Body Found Inside Home With More Than 60 Cats Inside: Police

The body of a man was found inside a West Virginia home with more than 60 cats inside, according to police.

Nitro police officers carried out a welfare check on Monday at a home in the city, in the western part of the state, after family members became concerned after they did not hear from the homeowner for several weeks.

They alerted police to a possible situation at the Bailes Drive home, after they found overgrown grass, tree branches on the roof, and unclaimed packages there, according to NBC affiliate WSAZ.

Nitro Police Chief Chris Fleming said they found more than 60 cats inside the home after they gained entry. Many of the cats were alive, but several were dead.

cats and an image of a police
Stock images of cats and of a police officer. A man was found dead in a home with dozens of cats

The Putnam County Animal Shelter has taken the cats and Newsweek has found a Facebook post where it has shared calls for people to foster some of them.

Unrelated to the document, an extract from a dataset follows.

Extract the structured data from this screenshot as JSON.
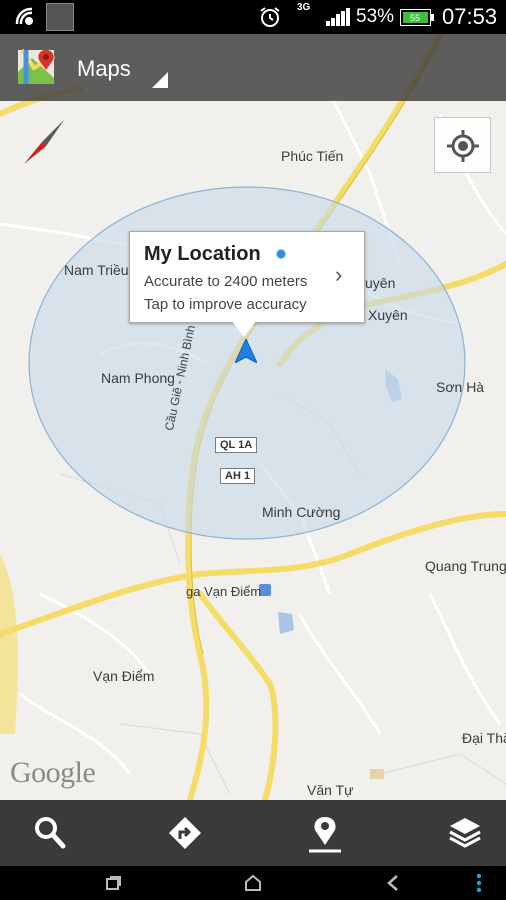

According to the American Society for the Prevention of Cruelty to Animals (ASPCA), 6.3 million companion animals enter U.S. animal shelters every year.

The ASPCA added that 3.2 million of those are cats and 2.1 million in animal shelters are adopted each year.

The discovery shocked neighbors, according to WSAZ, though one said he became suspicious something had happened due to the smell coming from the home.

Neighbor Chris Snodgrass, who lives next to the home, told the network: "You could tell though something was going on because of the smell."

He added: "This whole mountain is normally quiet as can be. We've lived up here 14 years here now. Here about 13 years up the mountain and you don't have anybody's petty problems up here, no noise, nothing really. It's one of the best places we've ever lived actually."

WSAZ, citing Fleming, reported no foul play was suspected in regard to the man's death and that his body has been taken to the local medical examiner's office in order to determine the cause of death.

No further details about the man, including his age, were shared with the network.

Snodgrass later said of his neighbor: "We've been up here living in this house for about a year and we just see him come out taking his trash out on trash day.

"That's about it. I just hope that they find, take care of all them cats over there and their family finds peace with all this because I know he had been struggling."

Newsweek has contacted the Nitro Police Department for comment.